You may be thinking to yourself that a bankruptcy attorney’s blog isn’t likely to recommend trying to file bankruptcy on your own, and you would be right. This isn’t about helping bankruptcy lawyers hold onto their clients, however — it’s advice from the Los Angeles Times’ consumer columnist David Lazarus.
A woman recently wrote in to his “Ask Laz” consumer question-and-answer column asking if there’s a cheap way to file for Chapter 7 bankruptcy. While a lawyer is not legally required in bankruptcy, the columnist stressed that experts don’t recommend going without one.
Filing for bankruptcy is a complicated process. You’ll be expected to fill out a series of schedules detailing your assets, expenditures and debts. These are legal forms that you’re swearing under oath are accurate, but they use terms and assumptions few people other than lawyers and accountants are familiar with. Moreover, you run the risk that you will miss a deadline, leave out a debt, incorrectly state the value of your assets, or make other costly mistakes.
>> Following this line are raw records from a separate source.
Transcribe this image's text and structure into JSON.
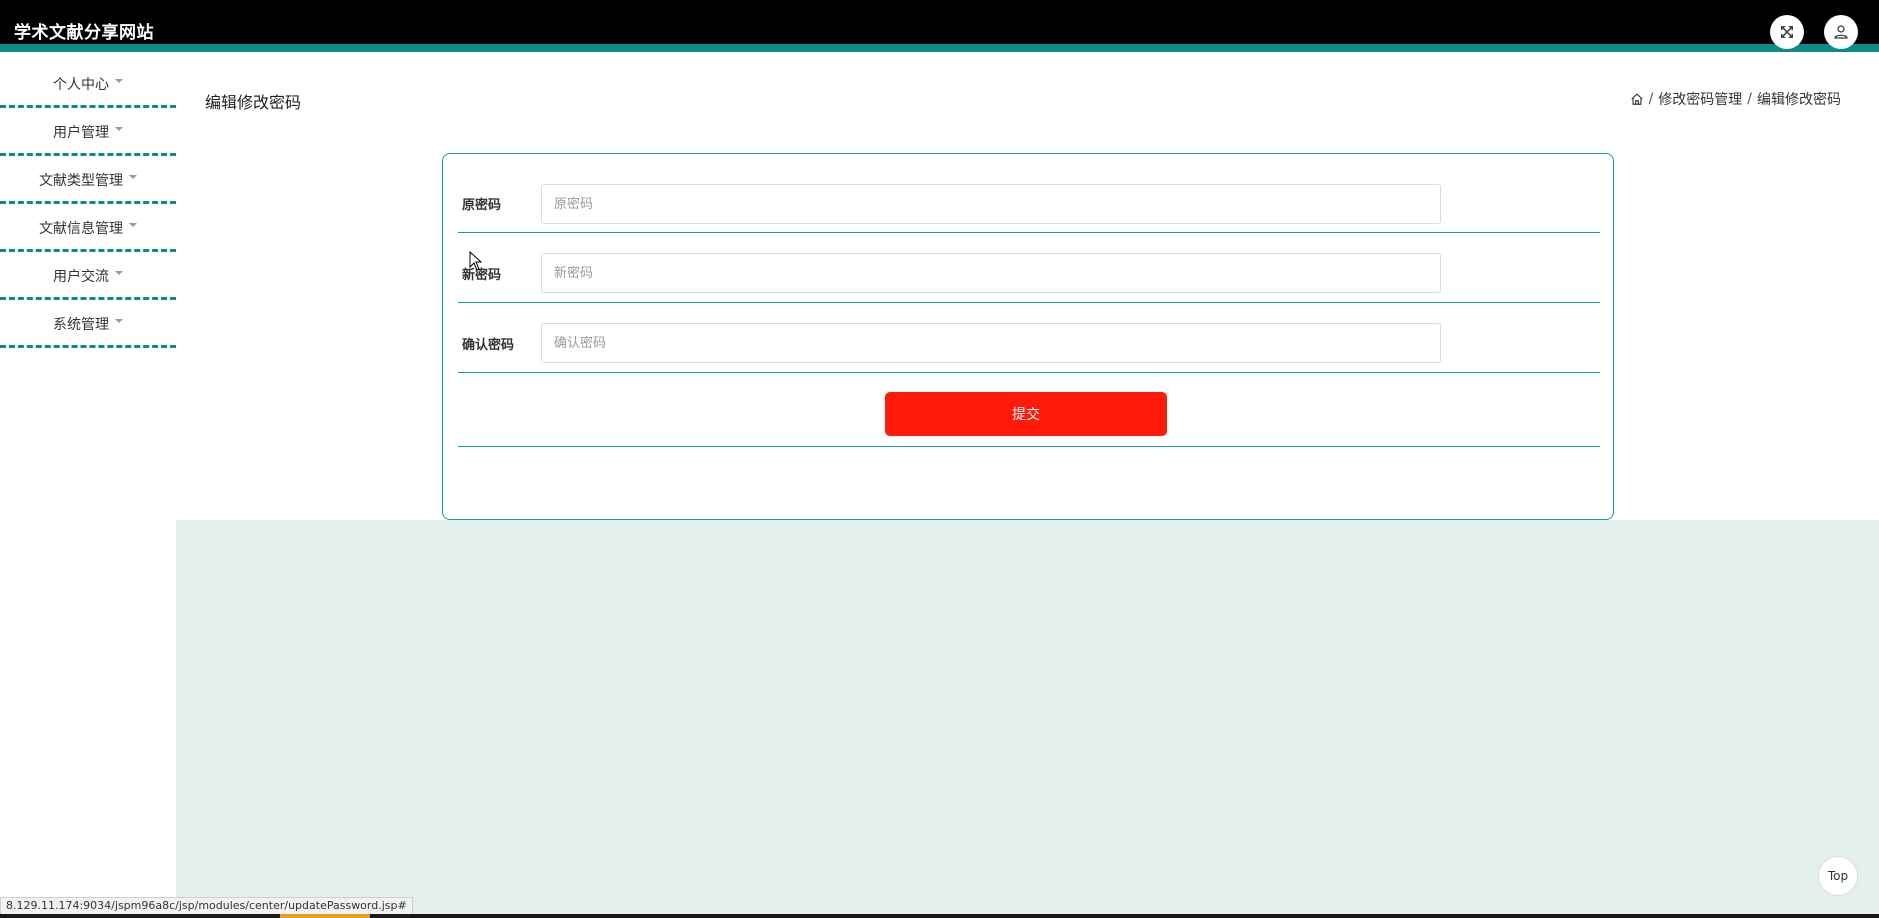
{
  "header": {
    "title": "学术文献分享网站",
    "fullscreen_icon": "expand-icon",
    "user_icon": "user-icon"
  },
  "sidebar": {
    "items": [
      {
        "label": "个人中心"
      },
      {
        "label": "用户管理"
      },
      {
        "label": "文献类型管理"
      },
      {
        "label": "文献信息管理"
      },
      {
        "label": "用户交流"
      },
      {
        "label": "系统管理"
      }
    ]
  },
  "page": {
    "heading": "编辑修改密码",
    "breadcrumb": {
      "home_icon": "home-icon",
      "separator": "/",
      "items": [
        "修改密码管理",
        "编辑修改密码"
      ]
    }
  },
  "form": {
    "fields": [
      {
        "label": "原密码",
        "placeholder": "原密码",
        "value": ""
      },
      {
        "label": "新密码",
        "placeholder": "新密码",
        "value": ""
      },
      {
        "label": "确认密码",
        "placeholder": "确认密码",
        "value": ""
      }
    ],
    "submit_label": "提交"
  },
  "footer": {
    "top_label": "Top",
    "status_url": "8.129.11.174:9034/jspm96a8c/jsp/modules/center/updatePassword.jsp#"
  },
  "colors": {
    "header_bg": "#000000",
    "accent": "#0a8a8a",
    "submit_bg": "#ff1a0a",
    "band_bg": "#e3f0eb"
  }
}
In Chapter 7, you can have most of your debts wiped out, but some of your assets might be sold by a bankruptcy trustee to partially meet those obligations — and that could include your home and car, in some cases.
In Chapter 13, you’ll be expected to put together a reasonable plan to repay your debt over three to five years, with limited penalties and interest allowed. You could easily make mistakes that would cost you more than it should — or the court might reject your plan.
Even if you feel confident you can handle all that, you should know that there are numerous other rules you must follow, and violations could land you in contempt of court or even jail. For example, if you transfer assets to family members to protect them from the bankruptcy, you could be committing bankruptcy fraud.
All in all, good legal advice about bankruptcy is well worth the cost, and it may be more affordable than you think.
Source: Los Angeles Times’ Money & Co. blog, “Filing for Chapter 7 bankruptcy on the cheap,” David Lazarus, Oct. 3, 2013